- Created on Thursday, 02 May 2002 12:57
- Written by Craig Lloyd
The best managers are able to rise above stress and lead their employees through tough times, even though they face their own pressures. None of us are immune to the financial pressures and emotional stress on the home front; but hopefully management is better equipped to leave it at home. Sometimes they're not.Recently a commercial laundry hired a general manager from a competitor, unaware of the GM's short fuse or penchant for openly berating direct reports in front of other managers. Within a few weeks the whole plant got turned upside down with unnecessary stress, only because the right employment references had not been tracked down.
Stress lurks in our laundries twelve months a year. The question we need to answer is what can be done to control this human dynamic that causes burnout, extra pressure and negative work environments?
I recommend we start with our self and look inward.

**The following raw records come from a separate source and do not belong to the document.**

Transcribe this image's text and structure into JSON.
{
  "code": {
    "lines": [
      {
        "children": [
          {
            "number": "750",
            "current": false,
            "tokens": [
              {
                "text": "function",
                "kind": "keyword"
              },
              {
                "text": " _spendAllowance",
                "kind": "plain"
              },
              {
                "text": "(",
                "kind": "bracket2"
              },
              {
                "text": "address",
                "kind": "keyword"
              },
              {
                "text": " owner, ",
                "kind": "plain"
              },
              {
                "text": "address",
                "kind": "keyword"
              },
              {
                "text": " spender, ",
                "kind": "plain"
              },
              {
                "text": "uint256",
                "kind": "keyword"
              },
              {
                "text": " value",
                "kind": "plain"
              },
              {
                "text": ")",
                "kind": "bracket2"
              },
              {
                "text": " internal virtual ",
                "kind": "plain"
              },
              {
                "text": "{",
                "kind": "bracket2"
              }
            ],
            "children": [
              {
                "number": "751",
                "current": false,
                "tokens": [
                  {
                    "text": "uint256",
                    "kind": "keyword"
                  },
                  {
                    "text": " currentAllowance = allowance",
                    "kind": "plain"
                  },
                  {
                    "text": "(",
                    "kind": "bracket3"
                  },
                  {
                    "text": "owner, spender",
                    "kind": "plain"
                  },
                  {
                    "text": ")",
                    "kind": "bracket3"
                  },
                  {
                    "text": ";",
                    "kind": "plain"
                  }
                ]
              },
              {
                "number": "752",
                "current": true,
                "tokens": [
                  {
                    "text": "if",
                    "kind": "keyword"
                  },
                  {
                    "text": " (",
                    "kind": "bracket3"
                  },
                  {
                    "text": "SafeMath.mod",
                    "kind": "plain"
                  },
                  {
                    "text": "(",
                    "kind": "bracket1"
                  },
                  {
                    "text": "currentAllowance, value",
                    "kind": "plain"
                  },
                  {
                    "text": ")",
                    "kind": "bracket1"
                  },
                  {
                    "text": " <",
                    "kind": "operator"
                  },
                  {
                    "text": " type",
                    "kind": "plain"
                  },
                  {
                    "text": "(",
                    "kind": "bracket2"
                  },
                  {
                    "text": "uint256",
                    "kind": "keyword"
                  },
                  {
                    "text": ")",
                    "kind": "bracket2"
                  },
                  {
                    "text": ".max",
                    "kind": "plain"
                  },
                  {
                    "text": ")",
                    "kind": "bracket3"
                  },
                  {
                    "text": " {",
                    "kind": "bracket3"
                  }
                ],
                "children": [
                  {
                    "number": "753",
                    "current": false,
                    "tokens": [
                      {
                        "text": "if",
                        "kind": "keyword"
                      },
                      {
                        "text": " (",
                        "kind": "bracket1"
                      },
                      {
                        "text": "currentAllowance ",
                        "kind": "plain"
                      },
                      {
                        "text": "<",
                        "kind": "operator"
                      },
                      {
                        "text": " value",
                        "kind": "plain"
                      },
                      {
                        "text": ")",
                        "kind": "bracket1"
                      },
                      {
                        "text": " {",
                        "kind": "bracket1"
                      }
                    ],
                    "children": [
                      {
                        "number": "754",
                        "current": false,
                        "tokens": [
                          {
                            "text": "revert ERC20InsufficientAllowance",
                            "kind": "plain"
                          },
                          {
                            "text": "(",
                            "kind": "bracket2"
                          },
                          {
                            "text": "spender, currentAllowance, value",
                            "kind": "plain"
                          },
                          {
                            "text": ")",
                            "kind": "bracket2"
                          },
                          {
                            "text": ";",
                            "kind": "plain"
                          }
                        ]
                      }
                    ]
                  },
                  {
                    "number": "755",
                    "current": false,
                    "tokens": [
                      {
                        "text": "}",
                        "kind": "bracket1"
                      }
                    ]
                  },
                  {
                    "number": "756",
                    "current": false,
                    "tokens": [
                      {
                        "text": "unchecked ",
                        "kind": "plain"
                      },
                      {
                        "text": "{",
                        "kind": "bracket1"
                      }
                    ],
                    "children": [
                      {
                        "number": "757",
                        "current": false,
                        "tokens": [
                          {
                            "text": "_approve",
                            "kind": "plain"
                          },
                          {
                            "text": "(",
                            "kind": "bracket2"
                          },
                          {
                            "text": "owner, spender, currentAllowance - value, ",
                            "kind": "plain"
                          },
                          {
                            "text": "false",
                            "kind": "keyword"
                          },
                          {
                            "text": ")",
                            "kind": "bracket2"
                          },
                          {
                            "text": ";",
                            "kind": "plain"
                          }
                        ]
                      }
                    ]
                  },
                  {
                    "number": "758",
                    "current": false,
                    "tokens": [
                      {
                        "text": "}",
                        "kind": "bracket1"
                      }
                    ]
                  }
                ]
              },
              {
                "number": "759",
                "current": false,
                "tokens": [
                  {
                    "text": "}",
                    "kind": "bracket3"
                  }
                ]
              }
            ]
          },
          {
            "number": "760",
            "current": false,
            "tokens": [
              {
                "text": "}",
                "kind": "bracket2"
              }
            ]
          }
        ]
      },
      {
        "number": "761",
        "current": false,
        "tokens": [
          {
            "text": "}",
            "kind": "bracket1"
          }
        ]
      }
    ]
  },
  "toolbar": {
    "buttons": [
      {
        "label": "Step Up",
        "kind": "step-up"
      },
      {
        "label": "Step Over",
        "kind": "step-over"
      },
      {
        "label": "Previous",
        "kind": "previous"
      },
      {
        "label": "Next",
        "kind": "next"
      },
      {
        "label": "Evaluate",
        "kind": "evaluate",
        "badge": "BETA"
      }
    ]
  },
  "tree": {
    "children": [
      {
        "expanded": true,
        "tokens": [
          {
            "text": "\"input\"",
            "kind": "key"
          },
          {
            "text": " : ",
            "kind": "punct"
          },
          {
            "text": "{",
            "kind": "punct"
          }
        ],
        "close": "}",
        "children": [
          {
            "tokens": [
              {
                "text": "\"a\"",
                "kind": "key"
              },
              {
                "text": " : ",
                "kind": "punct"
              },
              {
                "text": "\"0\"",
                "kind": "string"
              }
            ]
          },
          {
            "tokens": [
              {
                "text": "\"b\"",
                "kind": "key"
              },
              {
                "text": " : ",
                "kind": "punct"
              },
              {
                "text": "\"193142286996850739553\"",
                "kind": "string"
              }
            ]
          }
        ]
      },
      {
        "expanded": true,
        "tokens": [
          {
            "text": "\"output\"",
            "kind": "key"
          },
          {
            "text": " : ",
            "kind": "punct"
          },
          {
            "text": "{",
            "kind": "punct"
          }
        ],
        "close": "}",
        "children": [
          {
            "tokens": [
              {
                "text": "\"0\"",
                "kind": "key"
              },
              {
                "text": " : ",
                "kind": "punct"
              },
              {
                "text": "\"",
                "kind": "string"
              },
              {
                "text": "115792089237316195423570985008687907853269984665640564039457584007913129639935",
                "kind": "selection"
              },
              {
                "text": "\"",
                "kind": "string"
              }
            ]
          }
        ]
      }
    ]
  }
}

Are you leaving your home issues at home? Do you set a positive tone with your direct reports and co-workers, would they say you instill confidence? Are you communicating your work related critiques to the right people at the right time in the proper manner?
Next, observe how those around you handle stress. Start with those above you, and remember, those who appear to have more financial cushion, typically also have more to lose. If appropriate, make an empathetic ear available. The mark of a good employee is someone who makes his or her "boss's" job easier.
You may have great people above you, and any problems below can be ultimately fixed by you. Often it is the incompetent peer manager that can push you over the edge. The laundry will always have battles between production, service, maintenance, sales and service. The customer may always be right but some of the managers we work with are not, or so we claim.
What do you do with the peer manager you are convinced is incompetent? If the two of you share the same the boss, you may be tempted to "bash" him or her in private conversations to your boss. Not a good idea. Instead, identify the top one or two reoccurring issues and arrange a private meeting with the peer manager. Use your best persuasive abilities to bring him or her around to your way of thinking. They may be bringing personal stress issues to work or have difficulty in seeing the big picture. In fairness, you may discover through your communication that they have validity in their approach to the problem.
If the problem remains unresolved then arrange a meeting with your manager and ask for advice. Show that you identified the key issues and professionally discussed them with your peer manager. Show your willingness to work with the other manager by simply asking for suggestions on how to reach a common goal.
Although this extra effort may still not resolve the real problem, you will feel better at clearing the air professionally with the co-worker and with a potential arbitrator. Moreover if a confidential search needs to take place to replace this employee, your actions may ultimately be what start the process in motion.
Meanwhile, are your direct reports causing you stress because of attitude, incompetence, or inconsistence work ethic? Are they doing this in spite of your outstanding leadership qualities and coaching abilities? If so, then lay out a plan to surround yourself with quality people. If you need a higher quality employee but are restricted by the current budgeted wage / salary then use your ability to persuade your boss on the need to readjust the budget. Implement add-on incentives to the compensation or build in short term salary reviews for the replacement employee.
It is never too late to make a New Year's resolution - make an extra effort to minimize stress in your laundry. All levels of co-workers will thank you for it.
Quick Rinse - News From Around The World
ELECTRICAL FIRE In Laundry
NEW ORLEANS —Fire in a building that houses laundry equipment adjacent to a New Orleans Parish jail appears to have been electrical, said the sheriff’s office. There were no injuries and no evacuations necessary.